Coming up to a small Spanish-speaking town, a truck sped past us and wedged himself in between us and the bus. I looked over my mom's shoulder to see in front of us, and not a second later, the blue truck swerved to the right and sent a 13-year old boy flying face-first onto the pavement. Thankfully, he didn't suffer a painful death. When we jumped out of the car to see if he was alive, a government press reporter was on his way to Belize City and took names and called the Police. The man who hit the boy was going fast enough that his entire front hood and bumper was caved in and undriveable. When he stepped out of the truck, his pregnant wife and little boy followed. The boy's grandmother came to and she was hysterical. We offered her water and hugs. Hannah's knowledge and fluency in Spanish allowed us to communicate with the locals in the explanation of the accident. We stayed until the Police arrived and my mom gave her testimony and witness statement. When all was finished, an officer hopped in the SUV with us and we drove 10-minutes to the nearest Police station - Belmopan. There, a waiver had to be signed stating the absence in court. Now, we can finally catch the last water taxi to Caye Caulker.
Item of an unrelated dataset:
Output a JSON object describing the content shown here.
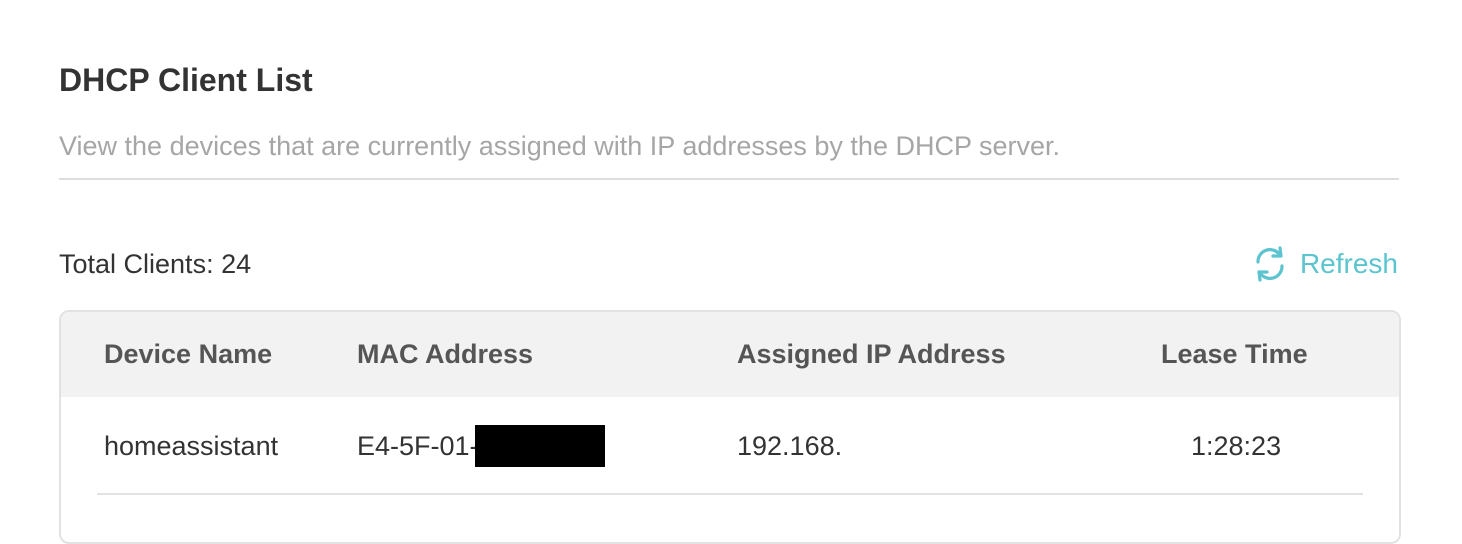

Caye Caulker - piece of paradise. The island where you can go from place to place with no shoes. Bars, gift shops, restaurants and local merhchants line the sandy "road". An abundance of snorkeling and dive tours offer you their services. Locals travel the sandy road on bicycles. Golf carts as the main mode of transport zoom in and out of pedestrians on the road. Every step you take brings you closer to the water. The island is only 3 miles from tip to tip, making everything within walking distance.
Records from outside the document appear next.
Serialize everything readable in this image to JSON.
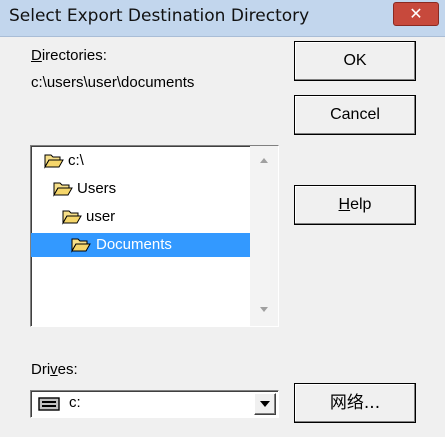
{
  "window": {
    "title": "Select Export Destination Directory",
    "close_glyph": "✕"
  },
  "directories": {
    "label_mnemonic": "D",
    "label_rest": "irectories:",
    "current_path": "c:\\users\\user\\documents",
    "tree": [
      {
        "label": "c:\\",
        "icon": "open-folder-icon"
      },
      {
        "label": "Users",
        "icon": "open-folder-icon"
      },
      {
        "label": "user",
        "icon": "open-folder-icon"
      },
      {
        "label": "Documents",
        "icon": "open-folder-icon",
        "selected": true
      }
    ]
  },
  "drives": {
    "label_pre": "Dri",
    "label_mnemonic": "v",
    "label_post": "es:",
    "selected": "c:",
    "icon": "drive-icon"
  },
  "buttons": {
    "ok": "OK",
    "cancel": "Cancel",
    "help_mnemonic": "H",
    "help_rest": "elp",
    "network": "网络..."
  },
  "colors": {
    "selection": "#3399ff",
    "title_bar": "#c2d6ed",
    "close": "#c7493c",
    "folder": "#f5d66b"
  }
}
Photos of Caye Caulker
At the most northern tip of the island, is the infamous Split. In 1961, Hurricane Hattie ripped the island in two, now making it the most popular place to swim.
Photos of The Split
This is where all the adventures began. We went snorkeling again. This time was a stop at three different zones of the protected Hol Chan Marine Reserve. Just a 5-minute boat ride to the reef, we made our first stop at the main Hol Chan Marine Reserve. Had underwater cameras this time. =) Spent some time there and then we swam to the boat and headed over to the Coral Garden. A plethura of marine life and coral lines the waters. Our last stop was Shark Ray Alley. As you swim to fight the current, Shark Rays float weightlessly around you, occasionally swimming close enough for you to reach out and touch it. What an abundance of life!
Photos of the Hol Chan Marine Reserve
The very next day, New Year's Eve, we all woke up early and continued on our next adventure. Caught the water taxi to belize City and then headed 3 hours inland to the Mayan Ruin of Xunantunich. Here, ruins still stood their grounds, most importantly, Temple III. We marched up that temple and the view from the top was absolutely breathtaking. Not only could you see for miles, the Guatemalan border lied right in front of you. After the family picture on the top of the temple, we've declared it as our Christmas card picture.
Photos of Xunantunich
As we climbed down, we readied for the next part of our two-part trip excursion - Cave Tubing. This was amazing. Our tour guide told us it was a 15-minute hike to the start point - yeah, okay - it was really more like a half an hour! But, it was worth it. We wore headlights to see in the caves; it was pitch black, no light whatsoever. We floated along the river, admiring the timeless formations and waterfalls for 30-minutes.
Photos of our hike to Cave Tubing
That marked our last day in Belize. New Year's Eve. The end of 2006, and we were in warm and sunny Belize. Time to celebrate. We settled at OceanSide Bar. Got our party hats and drinks. It was insanely packed. Got our drinks and danced. As we stepped outside, we realized that the entire island turns into one huge party. And everyone's drinking. Happy New Year's, and good-bye, Belize. You served us well.
Photos of New Year's Eve
And that marks the most extravagant trip of my 2006 Christmas and New Year's. I don't think anything else could top it.
I'll be back.